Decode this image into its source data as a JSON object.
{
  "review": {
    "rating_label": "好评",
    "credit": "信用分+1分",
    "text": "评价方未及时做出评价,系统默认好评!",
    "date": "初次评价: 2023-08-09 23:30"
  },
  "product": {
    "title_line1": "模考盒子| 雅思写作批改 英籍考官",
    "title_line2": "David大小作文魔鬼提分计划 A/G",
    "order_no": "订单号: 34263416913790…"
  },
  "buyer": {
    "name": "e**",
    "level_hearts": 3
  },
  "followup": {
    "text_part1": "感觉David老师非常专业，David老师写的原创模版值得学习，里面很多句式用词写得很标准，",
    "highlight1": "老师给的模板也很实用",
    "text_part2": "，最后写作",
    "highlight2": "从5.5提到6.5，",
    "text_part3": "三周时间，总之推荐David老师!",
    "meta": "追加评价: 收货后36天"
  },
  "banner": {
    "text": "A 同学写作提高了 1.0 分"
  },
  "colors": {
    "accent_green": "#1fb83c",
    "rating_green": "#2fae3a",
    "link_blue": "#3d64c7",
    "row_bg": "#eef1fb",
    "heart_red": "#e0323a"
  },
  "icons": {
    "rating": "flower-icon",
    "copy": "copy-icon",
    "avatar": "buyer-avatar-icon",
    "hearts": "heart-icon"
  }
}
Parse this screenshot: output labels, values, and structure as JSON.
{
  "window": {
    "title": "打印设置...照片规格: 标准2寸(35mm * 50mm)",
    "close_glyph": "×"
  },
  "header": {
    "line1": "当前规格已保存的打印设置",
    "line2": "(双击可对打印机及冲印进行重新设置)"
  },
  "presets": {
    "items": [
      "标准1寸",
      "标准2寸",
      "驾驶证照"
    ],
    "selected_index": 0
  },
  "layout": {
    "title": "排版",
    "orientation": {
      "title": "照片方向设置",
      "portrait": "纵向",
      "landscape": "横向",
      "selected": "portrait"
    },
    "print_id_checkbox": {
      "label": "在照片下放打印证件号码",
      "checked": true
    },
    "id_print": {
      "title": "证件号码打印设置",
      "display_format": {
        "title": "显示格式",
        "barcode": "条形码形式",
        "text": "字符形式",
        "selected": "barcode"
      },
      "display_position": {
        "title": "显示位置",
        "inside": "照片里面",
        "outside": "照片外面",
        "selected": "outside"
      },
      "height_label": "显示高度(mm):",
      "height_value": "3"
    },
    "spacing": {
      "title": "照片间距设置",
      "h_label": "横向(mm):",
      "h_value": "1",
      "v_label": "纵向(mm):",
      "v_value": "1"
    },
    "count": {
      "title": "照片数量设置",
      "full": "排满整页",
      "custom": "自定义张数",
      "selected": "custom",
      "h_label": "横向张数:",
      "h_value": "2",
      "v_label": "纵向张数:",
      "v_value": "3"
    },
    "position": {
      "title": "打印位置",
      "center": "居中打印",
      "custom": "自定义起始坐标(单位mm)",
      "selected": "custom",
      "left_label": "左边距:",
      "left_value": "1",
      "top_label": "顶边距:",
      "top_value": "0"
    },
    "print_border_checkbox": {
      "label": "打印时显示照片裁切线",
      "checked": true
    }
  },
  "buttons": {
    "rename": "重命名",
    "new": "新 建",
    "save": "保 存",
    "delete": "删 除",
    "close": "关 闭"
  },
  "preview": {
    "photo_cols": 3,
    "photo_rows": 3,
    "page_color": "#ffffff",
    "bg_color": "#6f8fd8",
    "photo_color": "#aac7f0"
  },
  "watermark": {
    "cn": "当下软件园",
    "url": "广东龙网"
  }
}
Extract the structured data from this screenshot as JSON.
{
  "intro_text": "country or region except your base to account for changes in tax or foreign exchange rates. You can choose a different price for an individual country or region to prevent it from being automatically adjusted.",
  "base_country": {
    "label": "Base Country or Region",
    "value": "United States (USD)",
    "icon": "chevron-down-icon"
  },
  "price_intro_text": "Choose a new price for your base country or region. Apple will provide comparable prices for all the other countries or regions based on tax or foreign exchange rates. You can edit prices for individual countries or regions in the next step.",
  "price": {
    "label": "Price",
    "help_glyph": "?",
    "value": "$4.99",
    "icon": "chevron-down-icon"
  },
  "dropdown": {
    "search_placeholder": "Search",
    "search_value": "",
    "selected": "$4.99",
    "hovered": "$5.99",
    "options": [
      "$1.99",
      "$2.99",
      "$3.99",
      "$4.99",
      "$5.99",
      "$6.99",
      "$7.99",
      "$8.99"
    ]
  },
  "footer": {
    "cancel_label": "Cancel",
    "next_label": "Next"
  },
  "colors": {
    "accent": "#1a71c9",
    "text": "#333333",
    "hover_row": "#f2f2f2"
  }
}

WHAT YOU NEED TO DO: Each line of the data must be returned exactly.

EXPECTED OUTPUT:
Decode this image into its source data as a JSON object.
{
  "review": {
    "rating_label": "好评",
    "credit": "信用分+1分",
    "text": "评价方未及时做出评价,系统默认好评!",
    "date": "初次评价: 2023-08-09 23:30"
  },
  "product": {
    "title_line1": "模考盒子| 雅思写作批改 英籍考官",
    "title_line2": "David大小作文魔鬼提分计划 A/G",
    "order_no": "订单号: 34263416913790…"
  },
  "buyer": {
    "name": "e**",
    "level_hearts": 3
  },
  "followup": {
    "text_part1": "感觉David老师非常专业，David老师写的原创模版值得学习，里面很多句式用词写得很标准，",
    "highlight1": "老师给的模板也很实用",
    "text_part2": "，最后写作",
    "highlight2": "从5.5提到6.5，",
    "text_part3": "三周时间，总之推荐David老师!",
    "meta": "追加评价: 收货后36天"
  },
  "banner": {
    "text": "A 同学写作提高了 1.0 分"
  },
  "colors": {
    "accent_green": "#1fb83c",
    "rating_green": "#2fae3a",
    "link_blue": "#3d64c7",
    "row_bg": "#eef1fb",
    "heart_red": "#e0323a"
  },
  "icons": {
    "rating": "flower-icon",
    "copy": "copy-icon",
    "avatar": "buyer-avatar-icon",
    "hearts": "heart-icon"
  }
}
Parse this screenshot: output labels, values, and structure as JSON.
{
  "window": {
    "title": "打印设置...照片规格: 标准2寸(35mm * 50mm)",
    "close_glyph": "×"
  },
  "header": {
    "line1": "当前规格已保存的打印设置",
    "line2": "(双击可对打印机及冲印进行重新设置)"
  },
  "presets": {
    "items": [
      "标准1寸",
      "标准2寸",
      "驾驶证照"
    ],
    "selected_index": 0
  },
  "layout": {
    "title": "排版",
    "orientation": {
      "title": "照片方向设置",
      "portrait": "纵向",
      "landscape": "横向",
      "selected": "portrait"
    },
    "print_id_checkbox": {
      "label": "在照片下放打印证件号码",
      "checked": true
    },
    "id_print": {
      "title": "证件号码打印设置",
      "display_format": {
        "title": "显示格式",
        "barcode": "条形码形式",
        "text": "字符形式",
        "selected": "barcode"
      },
      "display_position": {
        "title": "显示位置",
        "inside": "照片里面",
        "outside": "照片外面",
        "selected": "outside"
      },
      "height_label": "显示高度(mm):",
      "height_value": "3"
    },
    "spacing": {
      "title": "照片间距设置",
      "h_label": "横向(mm):",
      "h_value": "1",
      "v_label": "纵向(mm):",
      "v_value": "1"
    },
    "count": {
      "title": "照片数量设置",
      "full": "排满整页",
      "custom": "自定义张数",
      "selected": "custom",
      "h_label": "横向张数:",
      "h_value": "2",
      "v_label": "纵向张数:",
      "v_value": "3"
    },
    "position": {
      "title": "打印位置",
      "center": "居中打印",
      "custom": "自定义起始坐标(单位mm)",
      "selected": "custom",
      "left_label": "左边距:",
      "left_value": "1",
      "top_label": "顶边距:",
      "top_value": "0"
    },
    "print_border_checkbox": {
      "label": "打印时显示照片裁切线",
      "checked": true
    }
  },
  "buttons": {
    "rename": "重命名",
    "new": "新 建",
    "save": "保 存",
    "delete": "删 除",
    "close": "关 闭"
  },
  "preview": {
    "photo_cols": 3,
    "photo_rows": 3,
    "page_color": "#ffffff",
    "bg_color": "#6f8fd8",
    "photo_color": "#aac7f0"
  },
  "watermark": {
    "cn": "当下软件园",
    "url": "广东龙网"
  }
}
Extract the structured data from this screenshot as JSON.
{
  "intro_text": "country or region except your base to account for changes in tax or foreign exchange rates. You can choose a different price for an individual country or region to prevent it from being automatically adjusted.",
  "base_country": {
    "label": "Base Country or Region",
    "value": "United States (USD)",
    "icon": "chevron-down-icon"
  },
  "price_intro_text": "Choose a new price for your base country or region. Apple will provide comparable prices for all the other countries or regions based on tax or foreign exchange rates. You can edit prices for individual countries or regions in the next step.",
  "price": {
    "label": "Price",
    "help_glyph": "?",
    "value": "$4.99",
    "icon": "chevron-down-icon"
  },
  "dropdown": {
    "search_placeholder": "Search",
    "search_value": "",
    "selected": "$4.99",
    "hovered": "$5.99",
    "options": [
      "$1.99",
      "$2.99",
      "$3.99",
      "$4.99",
      "$5.99",
      "$6.99",
      "$7.99",
      "$8.99"
    ]
  },
  "footer": {
    "cancel_label": "Cancel",
    "next_label": "Next"
  },
  "colors": {
    "accent": "#1a71c9",
    "text": "#333333",
    "hover_row": "#f2f2f2"
  }
}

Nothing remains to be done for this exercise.